Twenty-five years ago, the IRS e-file system became operational nationwide. For the most part, it's been a secure system that protects taxpayers' information, but there have certainly been some bungles -- the latest being the subject of a lawsuit recently filed against the IRS and IRS Commissioner John A. Koskinen.
Two plaintiffs say their personal information was stolen by hackers in order to file fraudulent tax returns. The IRS has already announced that criminals accessed 330,000 taxpayer accounts through use of the agency's "Get Transcript" application, but the plaintiffs, who are seeking to have the lawsuit be made a class action, say their proposed class could include more than 500,000 members.

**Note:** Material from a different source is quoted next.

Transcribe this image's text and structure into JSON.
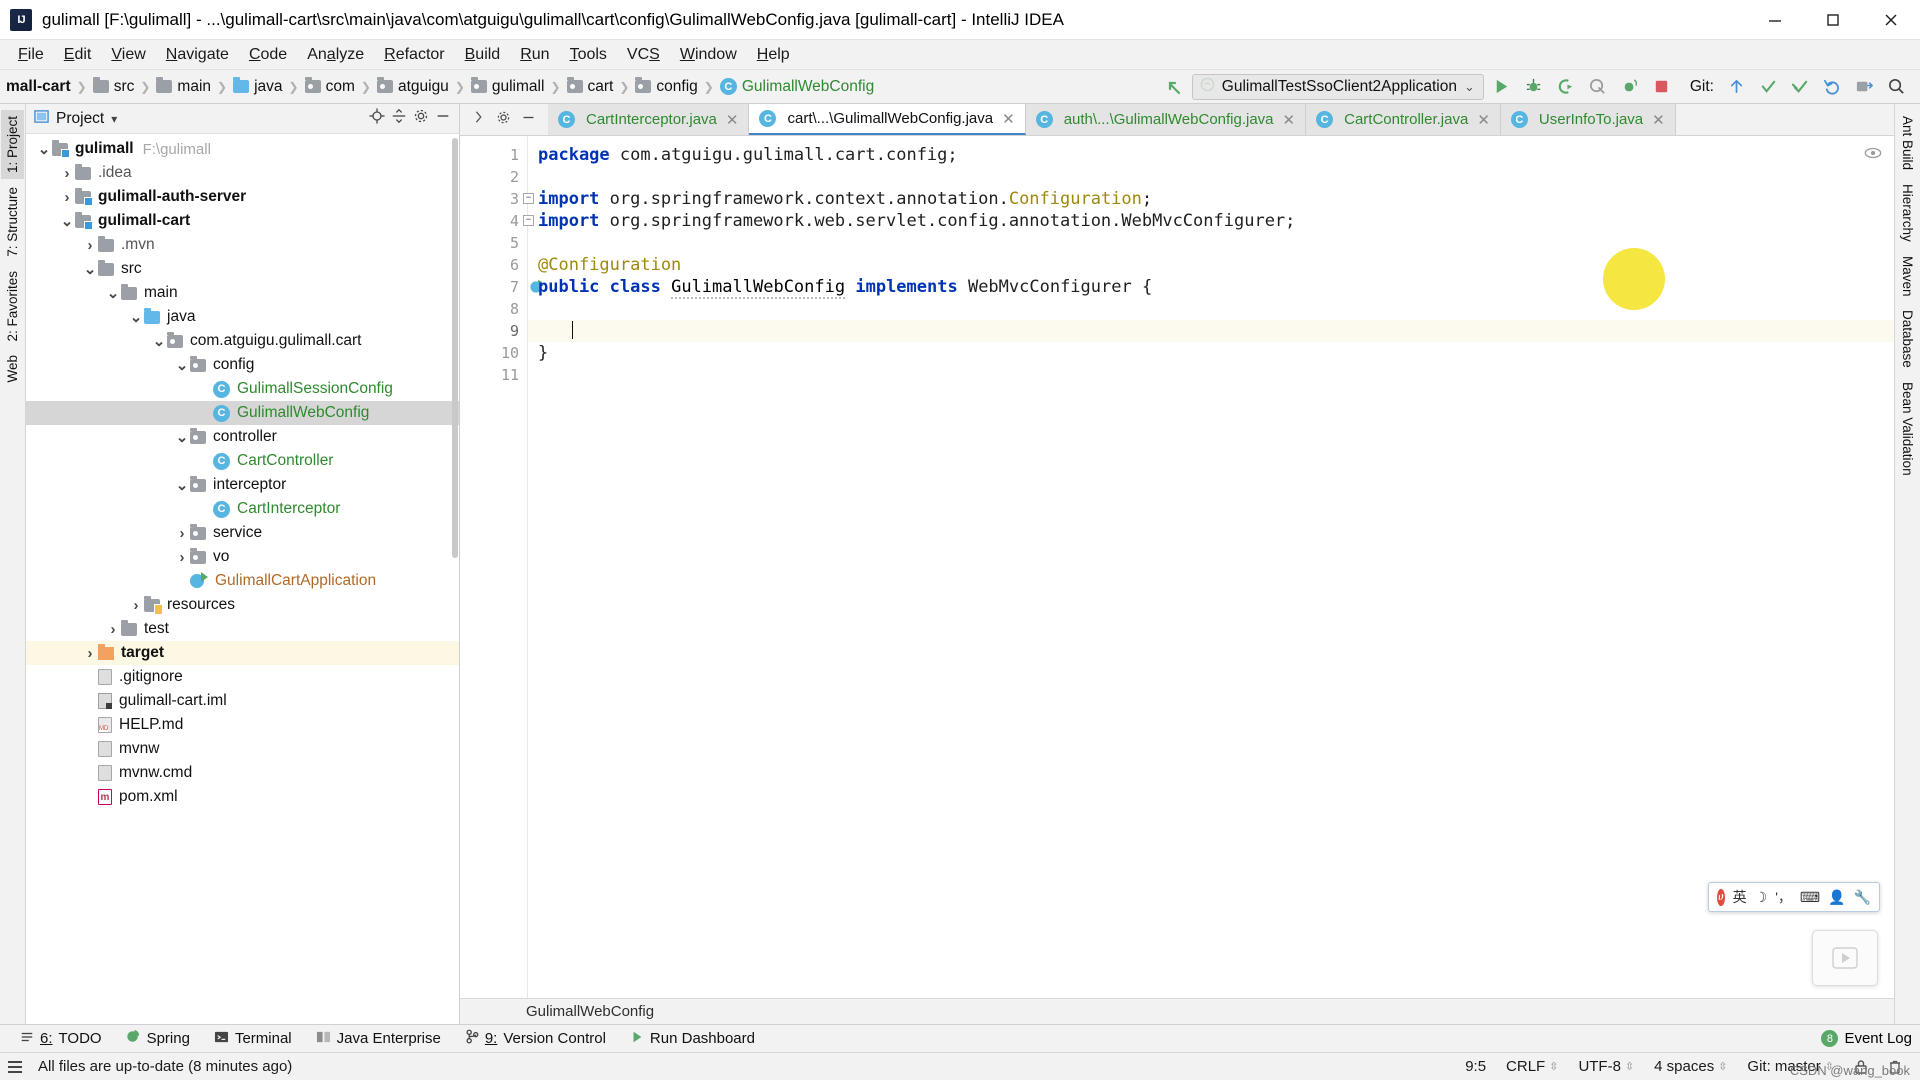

The complaint states that the IRS became aware of security problems after the Treasury Inspector General for Tax Administration warned about security program deficiencies, but the agency "deliberately and intentionally decided not to implement the security measures needed to prevent the subject data breach."
In addition to injunctive relief that would improve the IRS's security protocol, the plaintiffs are seeking identity theft insurance, identity repair services, credit monitoring services for a limited time, attorney's fees, as well as other damages.
One of the plaintiffs said that she never actually used the Get Transcript app, but there was no reason to think that her transcript had been stolen before the IRS announced the breach. She believes hackers were still able to steal her information through the app on the IRS website.
The other plaintiff said that an IRS representative told her that her tax information had been illegally accessed through the Get Transcript application.
The truth is that the IRS has an obligation to protect your personal information, and the IRS is not above the law. If you find yourself involved in a tax controversy, then don't hesitate to work with an experienced tax lawyer to ensure that your rights are protected.